The first thing to remember is that you need to act quickly. Termites don’t sleep, meaning they are busy eating your home and breeding more baby termites 24 hours a day, 7 days a week.
Make sure you hire a pest control company that knows how to get rid of termites and specializes in termite extermination. Don’t try to exterminate termites with a do-it-yourself method! Termites are very difficult to eliminate and if you don’t know how to use them properly, you could harm yourself in the process.
Treatment options depend on what type of termites are detected.
Because subterranean termites dwell under ground, applying a termiticide (a pesticide designed specifically for termites) in the soil around the perimeter of your house is the best method. This will also prevent new swarms from entering your home.
Because drywood termites don’t live underground, soil barrier methods likely won’t work. Instead, fumigating (those lovely termite tents!), heat treatments, and localized termiticide are your best bet.
Dampwood termites aren’t usually found inside homes because they typically nest in wet, decaying wood. More often, they infest firewood piles, tree stumps, or other wood scraps that might be lying around your yard. If you find a termite infestation here, removing the damp wood should take care of the problem (or applying a termiticide to a tree stump).
If you do find dampwood termites in your home, moisture intrusion is your biggest worry. Getting rid of the water source (fixing a leak or crack) and removing any moist wood usually takes care of the problem, but termiticide applications are helpful as well.
Of course, the best method of termite control is prevention.
Most pest control companies offer a maintenance plan to periodically inspect your home for the presence of termites. If caught early, termite treatment will rid your home of these pests before they cause any serious damage.
Of course, you should be taking precautionary measures on your own to make sure that you’re not attracting termites to your property. Termites love two things: water and wood. Keep the perimeter of your structure water- and wood-free, and you’ll drastically cut down on your home’s termite appeal.

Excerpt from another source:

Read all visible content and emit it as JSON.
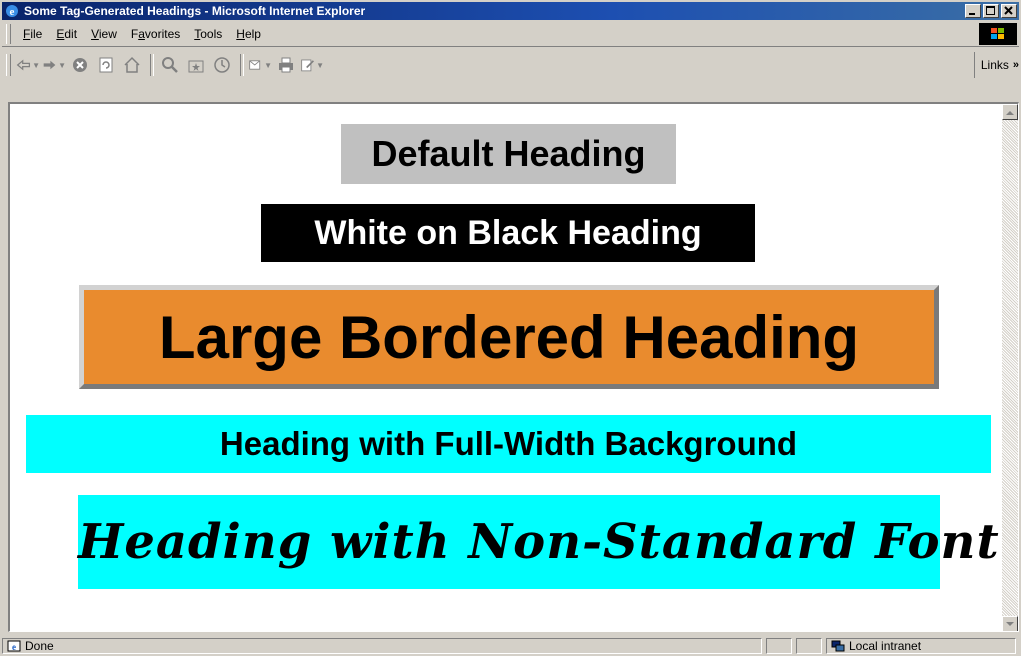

Prevent any moisture from building up in and around your house. Clean debris out of your gutters (it causes water to collect) and check your home routinely for leaks and water intrusion.

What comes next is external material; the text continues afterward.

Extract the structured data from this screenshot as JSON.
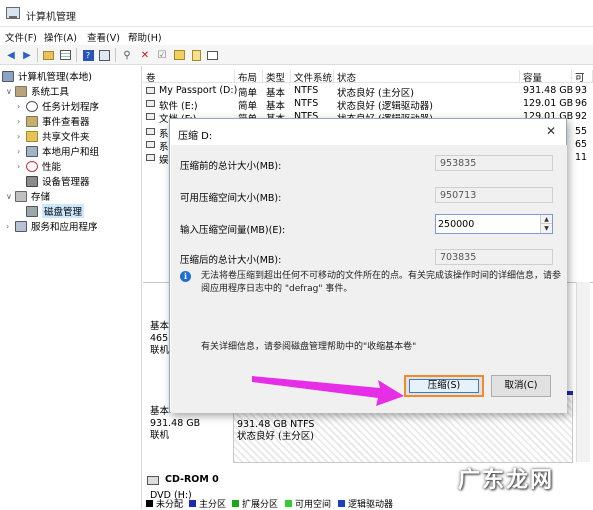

Keep firewood, lumber, stumps, and yard waste away from your home’s structure. Even the tiniest of cracks in concrete or stucco are enough to admit a colony of termites. Cut back tree branches so they are not touching your home (this is good pest control advice in general).
Even efforts to beautify your home can unwittingly make you more susceptible to termites. Many homeowners lay bags of mulch in their flowerbeds and cut away the top layer of plastic, leaving the bottom layer as a weed barrier. The problem is that plastic doesn’t breathe the way a specialized weed block product does. It collects water, which is soaked up by the mulch, and you’ve just created a termite buffet…right next to your home.
Termites are expensive and time-consuming to get rid of, but early detection is the key to minimizing your losses.
If you notice any “ants,” crumbling wood, shed wings, or “sawdust” around your home, schedule a WDO or termite inspection by a qualified pest control company or home inspector immediately. A wood destroying organism inspection will detect whether your home is infested with termites, beetles, fungus, or any other threat to your wood frame house or furniture. Waiting will only allow more damage (and termites!) to accumulate.
WDO inspections can also facilitate the homebuying process. Having a WDO inspection done will verify the home is free of pests, whether its done before or after a sale.
EDC Professional Home Inspections is ready to assist you with all of your home inspection needs. Call us today to schedule your termite inspection.